The Daily Star
Fecha de publicación: 
14 Ene 2013

Efforts to contain a wave of objections to the Orthodox Gathering’s draft electoral law have not managed to eliminate mounting doubts about whether elections will be held on time. Friday’s Bkirki meeting between Maronite Patriarch Beshara Rai, Free Patriotic Movement leader Michel Aoun, Marada Movement leader MP Sleiman Franjieh, and Kataeb Party head Amin Gemayel was the latest of these efforts.

A source told The Daily Star that in Friday’s dialogue about the various electoral options, Aoun was steadfast in his support for the Orthodox law, while the other leaders were less enthusiastic about the draft but also expressed no definitive objections.

The meeting comes in the context of continuous efforts by Rai and other Christian leaders to find a common denominator for polls despite their differences. The source said this should be seen in light of concerns about the role and fate of Christians in Lebanon, a presence many believe is in danger as a result of the “Arab Spring.”

The source added that Rai believes the Bkirki committee on electoral law made some accomplishments the patriarch can build on, either to create a fair and balanced electoral law or at least to break the ice between rival Maronite leaders.

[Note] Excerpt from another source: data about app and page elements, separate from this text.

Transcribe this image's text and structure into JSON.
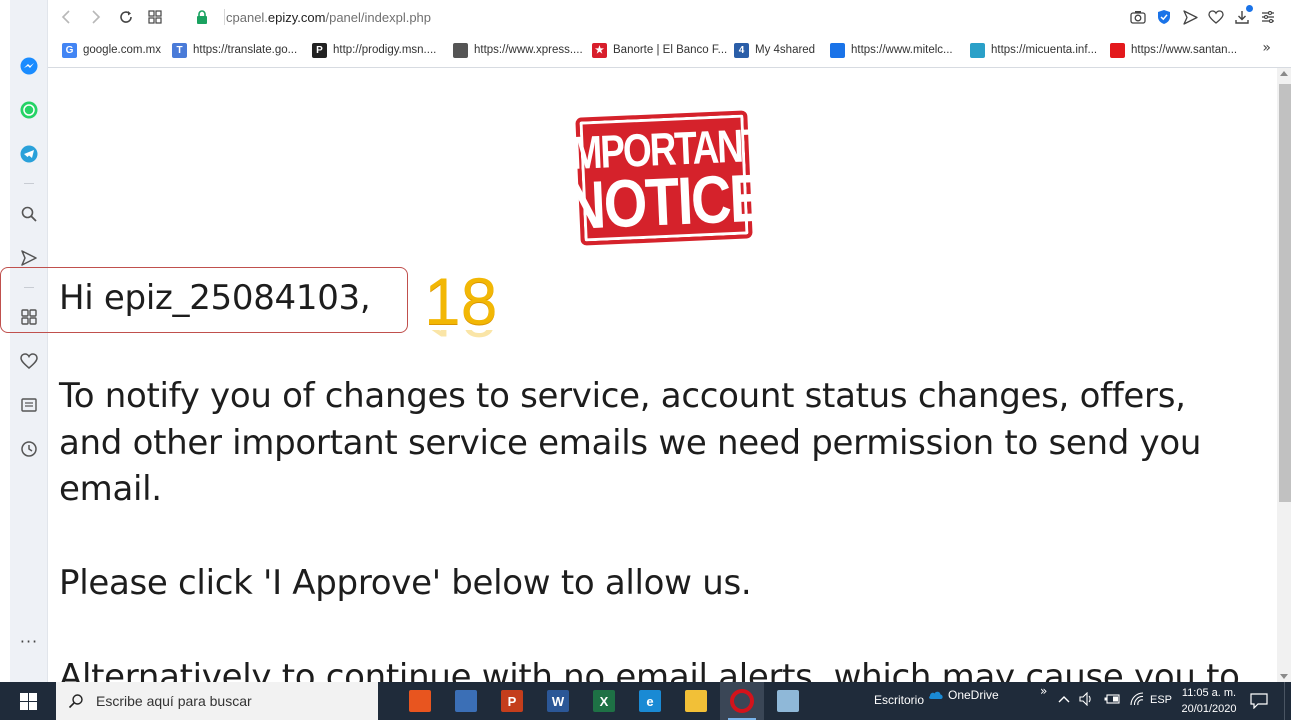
{
  "browser": {
    "url_prefix": "cpanel.",
    "url_domain": "epizy.com",
    "url_path": "/panel/indexpl.php"
  },
  "bookmarks": [
    {
      "label": "google.com.mx",
      "icon": "google-icon",
      "color": "#4285f4"
    },
    {
      "label": "https://translate.go...",
      "icon": "translate-icon",
      "color": "#4a7bd8"
    },
    {
      "label": "http://prodigy.msn....",
      "icon": "prodigy-icon",
      "color": "#222222"
    },
    {
      "label": "https://www.xpress....",
      "icon": "file-icon",
      "color": "#555555"
    },
    {
      "label": "Banorte | El Banco F...",
      "icon": "banorte-icon",
      "color": "#d81e2b"
    },
    {
      "label": "My 4shared",
      "icon": "4shared-icon",
      "color": "#2a5ea8"
    },
    {
      "label": "https://www.mitelc...",
      "icon": "mitelcel-icon",
      "color": "#1a73e8"
    },
    {
      "label": "https://micuenta.inf...",
      "icon": "micuenta-icon",
      "color": "#2aa0c8"
    },
    {
      "label": "https://www.santan...",
      "icon": "santander-icon",
      "color": "#e3191c"
    }
  ],
  "bookmarks_more": "»",
  "notice": {
    "line1": "IMPORTANT",
    "line2": "NOTICE"
  },
  "message": {
    "greeting": "Hi epiz_25084103,",
    "p1_line1": "To notify you of changes to service, account status changes, offers,",
    "p1_line2": "and other important service emails we need permission to send you",
    "p1_line3": "email.",
    "p2": "Please click 'I Approve' below to allow us.",
    "p3_partial": "Alternatively to continue with no email alerts, which may cause you to"
  },
  "annotation": {
    "step_number": "18",
    "highlight_color": "#c0504d",
    "number_color": "#f2b705"
  },
  "sidebar": {
    "more_label": "···"
  },
  "taskbar": {
    "search_placeholder": "Escribe aquí para buscar",
    "desktop_label": "Escritorio",
    "onedrive_label": "OneDrive",
    "chevron": "»",
    "language": "ESP",
    "time": "11:05 a. m.",
    "date": "20/01/2020",
    "apps": [
      {
        "name": "office-icon",
        "letter": "",
        "color": "#e8551f"
      },
      {
        "name": "firefox-like-icon",
        "letter": "",
        "color": "#3b6fb6"
      },
      {
        "name": "powerpoint-icon",
        "letter": "P",
        "color": "#c43e1c"
      },
      {
        "name": "word-icon",
        "letter": "W",
        "color": "#2b5797"
      },
      {
        "name": "excel-icon",
        "letter": "X",
        "color": "#1e7145"
      },
      {
        "name": "edge-icon",
        "letter": "e",
        "color": "#1a8ad4"
      },
      {
        "name": "file-explorer-icon",
        "letter": "",
        "color": "#f2c037"
      },
      {
        "name": "opera-icon",
        "letter": "O",
        "color": "#d3131b"
      },
      {
        "name": "notes-icon",
        "letter": "",
        "color": "#8fb8d8"
      }
    ]
  }
}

Friday’s dialogue was fruitful, sources said, with all sides agreeing the 1960 law is not a viable option. A follow-up committee may be formed to continue on the path the leaders began, and sources noted that the fact that leaders did not issue a common statement after the talks is not a sign of disagreement.

According to the sources, Rai is keen to respect the stances of President Michel Sleiman toward the Orthodox draft, and his concern that it could be a step toward dismantling Lebanon into sectarian parts.

Although Lebanese Forces leader Samir Geagea was not present at the discussion, sources cautioned that his absence should not be misinterpreted. The fact that the date and time of the meeting were publicized in the media meant the security risks of his attendance were simply too high.

March 14 sources added that Gemayel’s presence was sufficient, given that his views and interests tend to converge with those of the Lebanese Forces leader.


Antoine Ghattas Saab